The presence of “hate speech” online, where a person or group posts hateful and ugly comments about other persons, countries, religions or groups, has been around on the Internet since its widespread use by the public started about 1994. Hate between humans and cultures is sadly nothing new in our world.
But to help fight “hate speech” online, there are things that can be done. In that vein, Google is promoting additional ways to counter such messages, such as fighting back online with “positive counterspeech.”
That’s the idea being circulated by Verity Harding, Google’s public policy manager in London, who raised the concept in a March 26 post on the Google Policy Europe Blog.
“From homophobia and racism to political and religious extremism, ‘hate speech’ on the Internet is raising concern,” wrote Harding. “YouTube and other Google products such as G+ have strong Community Guidelines and offer effective tools … to flag inappropriate content. Yet a recent event with the U.K. Parliament’s Home Affairs Select Committee in London’s YouTube Space demonstrated that perhaps the best way to fight hate is through positive counterspeech.”
One example Harding described occurred in 2010, when columnist Dan Savage and his partner Terry Miller set out to combat discrimination against young gays and lesbians. “They started small,” she wrote. “Savage filmed a homemade YouTube video called ‘It Gets Better.‘ It soon swelled into a global phenomenon.
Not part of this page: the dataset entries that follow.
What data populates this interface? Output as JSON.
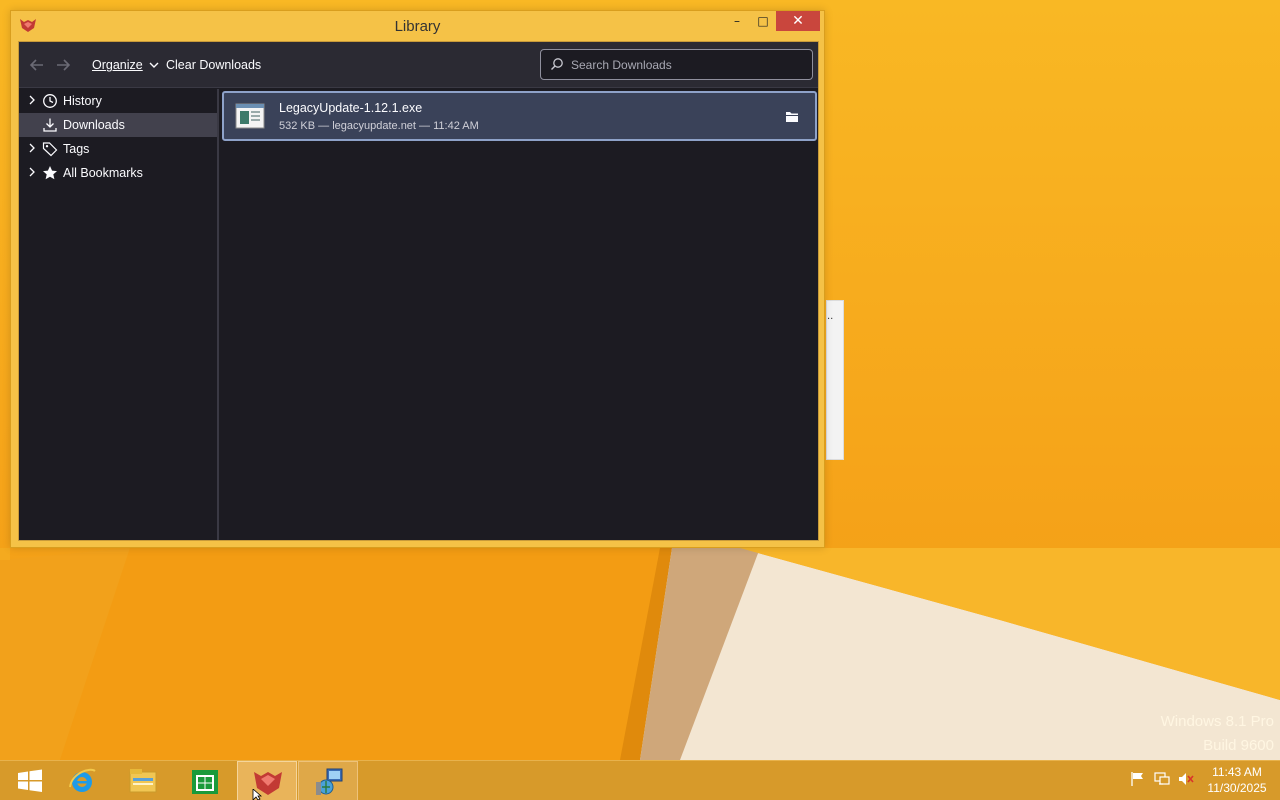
{
  "window": {
    "title": "Library",
    "controls": {
      "minimize": "–",
      "maximize": "□",
      "close": "✕"
    }
  },
  "toolbar": {
    "back_icon": "arrow-left-icon",
    "forward_icon": "arrow-right-icon",
    "organize_label": "Organize",
    "clear_downloads_label": "Clear Downloads",
    "search_placeholder": "Search Downloads",
    "search_value": ""
  },
  "sidebar": {
    "items": [
      {
        "label": "History",
        "icon": "clock-icon",
        "expandable": true,
        "selected": false
      },
      {
        "label": "Downloads",
        "icon": "download-icon",
        "expandable": false,
        "selected": true
      },
      {
        "label": "Tags",
        "icon": "tag-icon",
        "expandable": true,
        "selected": false
      },
      {
        "label": "All Bookmarks",
        "icon": "star-icon",
        "expandable": true,
        "selected": false
      }
    ]
  },
  "downloads": [
    {
      "filename": "LegacyUpdate-1.12.1.exe",
      "details": "532 KB — legacyupdate.net — 11:42 AM",
      "action_icon": "folder-icon"
    }
  ],
  "desktop": {
    "watermark_line1": "Windows 8.1 Pro",
    "watermark_line2": "Build 9600"
  },
  "taskbar": {
    "buttons": [
      "start-icon",
      "internet-explorer-icon",
      "file-explorer-icon",
      "store-icon",
      "firefox-icon",
      "network-app-icon"
    ],
    "tray": [
      "flag-icon",
      "network-icon",
      "volume-muted-icon"
    ],
    "clock_time": "11:43 AM",
    "clock_date": "11/30/2025"
  },
  "colors": {
    "wallpaper": "#f7a919",
    "window_frame": "#f5c247",
    "close_button": "#c9463d",
    "dark_bg": "#1c1b22",
    "selected_item": "#3a4259"
  }
}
In Britain, ‘It Gets Better… Today,’ led to a hit single that climbed the UK independent charts—garnering more than 50 million views.”
By fighting online hate speech with positive counterspeech, others have also been successful, wrote Harding. “Our London event aimed to achieve something similar with online extremism. We explored how two British YouTube creators, Ben Cook and Jack Howard, partnered with Oxfam on an online campaign to help refugees. Michael Stevens of Vsauce proved that YouTube can educate and inform, as well as entertain. And a community worker who helps people that are vulnerable to radicalization launched his YouTube channel, Abdullah X, to fight online recruitment of foreign fighters and terrorists.”
What’s critical, wrote Harding, is that using hate speech online to hurt others is not only wrong, but also destructive. But those who respond with positive counterspeech can help to turn back such hate and make other people more aware of such tormentors so that they, too, can join the fight against online hate speech.
“Free speech is vital to democracy,” wrote Harding. “Drowning out ideology with reason represents a powerful weapon. It is only on open platforms like YouTube—not in jihadist chat rooms or the extremist echo chambers of the ‘dark Internet’—that susceptible or curious minds will find countervailing points of view.”
By all of us being aware of the realities of what can be out on the Internet, we can each do something about it, she wrote. “The Internet can be a tool of radicalization, so it is vital to seize it as a force of good. Though the removal of the really bad stuff, like violence, continues to be essential, too little focus so far has been placed on the importance of counter-messages. As one participant in London said, ‘We must embrace new technology and make the right messages more digestible so we can flood the Internet with positivity.’ Building a community around counterspeech is difficult. It may take time. In the end, though, it wins.”
Google has long worked to stop hate speech online on its platforms. In June of 2013, Google announced that it had banned adult-oriented, sexually explicit apps from being offered by developers for its Google Glass devices, just days before what appeared to be the first such app was to be announced by a vendor. The ban was established as part of the company’s Glass Platform Developer Policies. Those policies also clearly forbid apps that portray violence and bullying; depictions of gratuitous violence; hate speech against any other person, persons or group; impersonation or deception; or illegal activities.